[[ SUPPLIED INFORMATION, beginning ]]

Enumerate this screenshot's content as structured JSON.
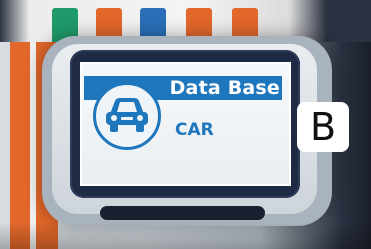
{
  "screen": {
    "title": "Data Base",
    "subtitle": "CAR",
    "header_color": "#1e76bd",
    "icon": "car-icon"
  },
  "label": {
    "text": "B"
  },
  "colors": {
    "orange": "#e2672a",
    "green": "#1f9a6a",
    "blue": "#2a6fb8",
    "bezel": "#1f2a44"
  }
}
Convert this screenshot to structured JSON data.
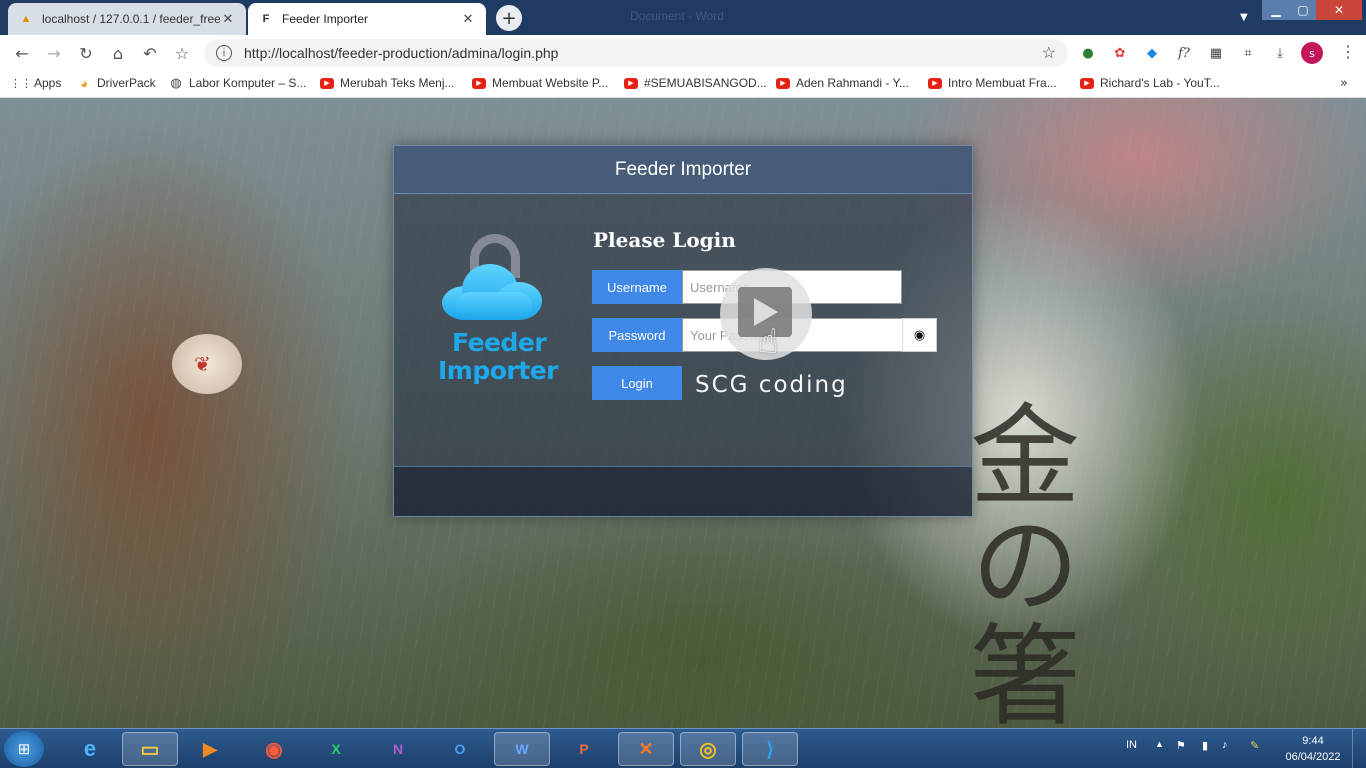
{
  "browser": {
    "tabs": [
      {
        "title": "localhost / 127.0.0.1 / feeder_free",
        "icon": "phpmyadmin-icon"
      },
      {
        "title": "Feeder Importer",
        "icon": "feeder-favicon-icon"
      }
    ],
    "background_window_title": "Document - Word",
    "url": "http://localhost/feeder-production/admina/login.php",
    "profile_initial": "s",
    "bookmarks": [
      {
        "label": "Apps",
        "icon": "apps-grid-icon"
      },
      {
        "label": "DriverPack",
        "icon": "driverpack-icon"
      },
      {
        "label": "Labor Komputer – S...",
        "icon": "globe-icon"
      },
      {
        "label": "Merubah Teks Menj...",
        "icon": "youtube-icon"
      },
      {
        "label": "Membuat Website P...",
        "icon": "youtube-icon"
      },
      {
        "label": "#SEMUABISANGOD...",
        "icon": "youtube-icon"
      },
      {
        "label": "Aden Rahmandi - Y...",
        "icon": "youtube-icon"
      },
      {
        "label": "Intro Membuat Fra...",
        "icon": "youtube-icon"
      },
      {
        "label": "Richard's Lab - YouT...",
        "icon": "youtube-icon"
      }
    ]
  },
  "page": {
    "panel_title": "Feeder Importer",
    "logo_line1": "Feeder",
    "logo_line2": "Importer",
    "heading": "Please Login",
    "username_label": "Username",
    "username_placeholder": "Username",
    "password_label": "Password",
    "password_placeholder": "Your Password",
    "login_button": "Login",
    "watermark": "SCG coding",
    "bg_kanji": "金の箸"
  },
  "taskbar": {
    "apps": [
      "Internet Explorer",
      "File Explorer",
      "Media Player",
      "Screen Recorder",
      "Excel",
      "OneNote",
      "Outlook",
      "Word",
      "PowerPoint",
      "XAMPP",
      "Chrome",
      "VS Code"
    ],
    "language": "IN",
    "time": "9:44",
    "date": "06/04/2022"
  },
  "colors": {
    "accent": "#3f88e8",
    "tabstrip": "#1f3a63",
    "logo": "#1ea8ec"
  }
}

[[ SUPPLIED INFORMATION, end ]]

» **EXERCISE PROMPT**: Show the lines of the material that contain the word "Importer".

» **SOLVED EXERCISE**:
        "title": "Feeder Importer",
    "panel_title": "Feeder Importer",
    "logo_line2": "Importer",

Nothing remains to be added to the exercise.